Strangers in Tokyo.
Strangers in Tokyo.

Bob meets Charlotte at the hotel they’re both staying at. He’s smoking a cigar and emptying his second glass of Scotch on the rocks while she’s finishing off her fifth cigarette. She said she’d quit, but what’s the point? He said he wouldn’t get old, but what’s the purpose? They look for hidden beauty: she keeps looking out the window, he wanders through the halls of the luxurious hotel. He calls his wife from time to time, but quickly realizes that he’s only doing it because the etiquette says so. Both, Charlotte and Bob, are tired of being who they are or maybe, just maybe, they both don’t know for certain who they really should be. She’s a child and he’s moving on in years, yet they’re both at the same moment in life. Who am I? Why am I walking this way and not the other way? Why am I in Tokyo? Why can’t I smile? Why do I have to pretend to be someone I’m not just to make other people happy? These are questions that sound awfully familiar. We’re forced to obey rules, laws, respect the person next to us, behave this way, that way, talk in a certain manner, walk in a certain manner. That’s when Tokyo ties the two protagonists.

Will there be a tomorrow?
Will there be a tomorrow?

They hit it off, and no. It’s much more than a sexual short term relationship. It’s much more than friendship. It’s something each one of us would like to experience one time before leaving planet earth. The feeling you get when you meet someone who fulfills you. Understands you. Holds your hand and smiles. And you know it will all end soon. It’s a bond for the ages. A bond you’ll keep in your heart until the very last moment of your existence. Bob and Charlotte have that bond. They can be themselves only with each other. Bob can only show Charlotte his hidden melancholy, his fear of slowly vanishing into nothing, and Charlotte can share her insecurity and sense of regret only with the aging actor who won’t just kiss her and tell her “it’s going to be all right”. No. He will look her in the eyes, and let a delicate smile appear on his face. Or he will just caress her hair as if she was a newborn and give her a light kiss on the forehead as if it was her first day of school. It’s the mutual understanding that makes a true relationship possible and exclusive. It’s the mutual respect that counts whenever we look into each other’s eyes. It’s when we stop counting the passing of time, when we stop checking our answering machines and our electronic mail. It’s when we can walk in the street and shout at the top of our lungs and not feel embarrassed. They run through the narrow market streets of the Japanese capital, they crash parties and let their off-beat voices flow through the party’s karaoke. They go to bed together, like father and daughter, and watch each other slowly fall asleep. They talk about their ambitions, their unreachable dreams, their lost hope. They hold hands and make it look like there will be a tomorrow. It’s never gone. It’s there.
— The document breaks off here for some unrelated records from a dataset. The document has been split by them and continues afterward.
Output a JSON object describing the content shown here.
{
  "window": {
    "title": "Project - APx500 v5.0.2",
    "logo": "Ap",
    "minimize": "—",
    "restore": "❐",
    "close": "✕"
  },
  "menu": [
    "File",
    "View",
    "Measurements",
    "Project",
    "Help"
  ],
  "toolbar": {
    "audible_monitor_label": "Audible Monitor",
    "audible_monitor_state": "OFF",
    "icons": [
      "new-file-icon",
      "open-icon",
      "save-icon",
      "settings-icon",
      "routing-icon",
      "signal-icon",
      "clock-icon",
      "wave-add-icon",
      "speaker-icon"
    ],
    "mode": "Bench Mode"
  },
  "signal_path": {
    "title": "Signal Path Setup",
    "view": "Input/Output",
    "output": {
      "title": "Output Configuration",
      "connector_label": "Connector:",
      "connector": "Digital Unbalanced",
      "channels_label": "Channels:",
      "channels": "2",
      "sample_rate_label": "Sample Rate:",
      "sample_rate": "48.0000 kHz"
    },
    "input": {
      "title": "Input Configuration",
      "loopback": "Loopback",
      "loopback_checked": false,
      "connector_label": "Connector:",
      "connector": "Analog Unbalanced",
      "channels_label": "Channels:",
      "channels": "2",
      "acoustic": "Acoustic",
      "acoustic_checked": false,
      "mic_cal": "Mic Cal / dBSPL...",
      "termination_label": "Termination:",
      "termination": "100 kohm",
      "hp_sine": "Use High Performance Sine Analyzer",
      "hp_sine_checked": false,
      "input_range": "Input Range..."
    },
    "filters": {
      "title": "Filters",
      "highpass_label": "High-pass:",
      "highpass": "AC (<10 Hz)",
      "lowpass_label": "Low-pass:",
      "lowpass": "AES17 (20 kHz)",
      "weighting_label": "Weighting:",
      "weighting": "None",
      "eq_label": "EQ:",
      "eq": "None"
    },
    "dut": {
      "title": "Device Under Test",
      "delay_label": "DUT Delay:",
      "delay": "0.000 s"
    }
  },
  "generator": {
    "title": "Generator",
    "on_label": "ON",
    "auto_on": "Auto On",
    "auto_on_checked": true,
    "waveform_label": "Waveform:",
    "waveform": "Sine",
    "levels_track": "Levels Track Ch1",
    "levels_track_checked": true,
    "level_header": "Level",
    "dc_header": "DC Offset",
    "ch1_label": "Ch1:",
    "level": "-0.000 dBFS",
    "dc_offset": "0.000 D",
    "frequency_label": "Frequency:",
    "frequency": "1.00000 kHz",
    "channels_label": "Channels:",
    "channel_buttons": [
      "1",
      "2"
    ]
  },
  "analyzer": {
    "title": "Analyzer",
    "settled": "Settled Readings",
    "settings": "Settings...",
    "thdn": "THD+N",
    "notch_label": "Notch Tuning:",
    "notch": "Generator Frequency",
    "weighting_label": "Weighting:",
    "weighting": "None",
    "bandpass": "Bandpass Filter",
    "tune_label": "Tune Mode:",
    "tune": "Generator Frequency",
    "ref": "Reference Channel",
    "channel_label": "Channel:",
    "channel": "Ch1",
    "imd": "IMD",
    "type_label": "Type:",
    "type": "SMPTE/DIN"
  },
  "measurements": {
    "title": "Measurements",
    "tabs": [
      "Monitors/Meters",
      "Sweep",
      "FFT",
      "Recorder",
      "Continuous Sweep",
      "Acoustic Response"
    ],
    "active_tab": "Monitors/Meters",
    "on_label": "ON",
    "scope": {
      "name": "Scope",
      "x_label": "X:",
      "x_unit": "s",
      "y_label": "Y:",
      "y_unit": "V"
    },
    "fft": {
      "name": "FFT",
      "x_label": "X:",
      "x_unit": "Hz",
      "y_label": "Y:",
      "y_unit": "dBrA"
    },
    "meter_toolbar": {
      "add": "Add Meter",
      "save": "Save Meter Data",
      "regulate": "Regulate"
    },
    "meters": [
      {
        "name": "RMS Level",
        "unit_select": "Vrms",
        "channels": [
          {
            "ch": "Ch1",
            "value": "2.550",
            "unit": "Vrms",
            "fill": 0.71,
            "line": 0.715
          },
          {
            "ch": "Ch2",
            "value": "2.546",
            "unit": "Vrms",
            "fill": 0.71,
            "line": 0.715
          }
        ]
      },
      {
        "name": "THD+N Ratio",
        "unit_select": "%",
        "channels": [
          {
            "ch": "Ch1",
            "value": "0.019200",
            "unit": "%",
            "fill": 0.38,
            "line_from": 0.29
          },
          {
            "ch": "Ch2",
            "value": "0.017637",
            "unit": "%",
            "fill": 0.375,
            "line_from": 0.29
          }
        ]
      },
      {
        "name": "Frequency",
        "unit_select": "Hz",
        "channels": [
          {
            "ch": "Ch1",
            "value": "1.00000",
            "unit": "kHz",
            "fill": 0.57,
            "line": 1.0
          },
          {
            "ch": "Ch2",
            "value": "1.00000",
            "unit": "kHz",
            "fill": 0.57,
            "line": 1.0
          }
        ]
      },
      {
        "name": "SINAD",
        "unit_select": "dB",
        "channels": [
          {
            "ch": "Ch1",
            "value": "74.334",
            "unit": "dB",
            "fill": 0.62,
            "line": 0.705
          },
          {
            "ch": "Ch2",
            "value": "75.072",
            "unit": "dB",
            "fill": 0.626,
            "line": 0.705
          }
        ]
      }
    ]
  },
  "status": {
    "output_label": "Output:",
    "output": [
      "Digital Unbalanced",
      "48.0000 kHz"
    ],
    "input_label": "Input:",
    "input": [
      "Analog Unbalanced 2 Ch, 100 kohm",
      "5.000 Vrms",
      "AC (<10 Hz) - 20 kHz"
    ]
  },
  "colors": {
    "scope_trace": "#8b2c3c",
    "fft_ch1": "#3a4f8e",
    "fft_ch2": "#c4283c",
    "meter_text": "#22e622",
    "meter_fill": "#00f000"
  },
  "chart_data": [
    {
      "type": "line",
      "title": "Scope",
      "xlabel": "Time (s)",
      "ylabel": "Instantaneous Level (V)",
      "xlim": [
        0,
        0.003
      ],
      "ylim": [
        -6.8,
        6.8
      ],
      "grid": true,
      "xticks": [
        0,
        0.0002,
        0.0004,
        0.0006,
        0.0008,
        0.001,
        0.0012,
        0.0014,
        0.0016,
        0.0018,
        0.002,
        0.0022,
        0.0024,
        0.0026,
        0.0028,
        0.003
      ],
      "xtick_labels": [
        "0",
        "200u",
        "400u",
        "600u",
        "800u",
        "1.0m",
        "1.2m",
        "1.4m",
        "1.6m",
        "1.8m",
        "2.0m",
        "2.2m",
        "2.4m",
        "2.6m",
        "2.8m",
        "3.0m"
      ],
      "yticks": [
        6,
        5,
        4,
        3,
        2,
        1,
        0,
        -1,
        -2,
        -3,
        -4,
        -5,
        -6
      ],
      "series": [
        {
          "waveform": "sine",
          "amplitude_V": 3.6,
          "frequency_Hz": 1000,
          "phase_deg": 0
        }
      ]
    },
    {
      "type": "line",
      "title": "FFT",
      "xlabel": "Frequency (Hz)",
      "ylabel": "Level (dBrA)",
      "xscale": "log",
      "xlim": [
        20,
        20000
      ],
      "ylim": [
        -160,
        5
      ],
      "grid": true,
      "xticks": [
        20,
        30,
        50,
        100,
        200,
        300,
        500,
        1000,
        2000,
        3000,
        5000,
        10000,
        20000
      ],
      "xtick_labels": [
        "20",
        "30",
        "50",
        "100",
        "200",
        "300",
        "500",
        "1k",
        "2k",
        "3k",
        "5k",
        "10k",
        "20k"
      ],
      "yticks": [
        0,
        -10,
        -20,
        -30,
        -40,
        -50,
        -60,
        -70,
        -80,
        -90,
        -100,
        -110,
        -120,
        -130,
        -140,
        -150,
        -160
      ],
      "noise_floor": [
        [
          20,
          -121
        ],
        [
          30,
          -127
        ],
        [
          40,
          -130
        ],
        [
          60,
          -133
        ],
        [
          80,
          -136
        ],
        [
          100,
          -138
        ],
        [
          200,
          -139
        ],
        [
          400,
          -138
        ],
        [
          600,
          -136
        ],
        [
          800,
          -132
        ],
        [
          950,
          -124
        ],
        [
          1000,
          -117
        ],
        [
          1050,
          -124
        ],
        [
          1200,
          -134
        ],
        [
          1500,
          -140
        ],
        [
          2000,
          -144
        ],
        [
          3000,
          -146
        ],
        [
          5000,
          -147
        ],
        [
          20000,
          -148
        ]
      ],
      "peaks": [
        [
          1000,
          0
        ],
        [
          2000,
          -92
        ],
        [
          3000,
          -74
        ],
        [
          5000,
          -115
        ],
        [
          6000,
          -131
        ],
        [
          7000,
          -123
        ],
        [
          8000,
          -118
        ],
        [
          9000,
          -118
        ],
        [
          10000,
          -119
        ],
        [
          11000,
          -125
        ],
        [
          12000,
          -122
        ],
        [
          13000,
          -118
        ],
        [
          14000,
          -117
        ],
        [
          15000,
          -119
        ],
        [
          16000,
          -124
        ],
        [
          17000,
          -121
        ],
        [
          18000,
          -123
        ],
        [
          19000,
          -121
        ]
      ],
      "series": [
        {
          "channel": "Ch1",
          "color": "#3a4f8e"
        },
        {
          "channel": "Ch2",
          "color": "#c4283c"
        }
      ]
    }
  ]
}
It's not about sex, it's about connection.
It’s not about sex, it’s about connection.

And when it’s time to go separate ways – Bob back home to his wife and job, Charlotte with her husband to another country – they know what it means. They won’t forget. And like that, Sofia Coppola writes and directs the love story of the century, a simple account of two people finding each other in the midst of chaos and desperation. Visual poetry at its finest, and when the two look at each other for the very last time, magic happens.

Bob whispers something into Charlotte’s ear. What? We don’t know. We can’t hear. That’s magic.

The final whisper.
The final whisper.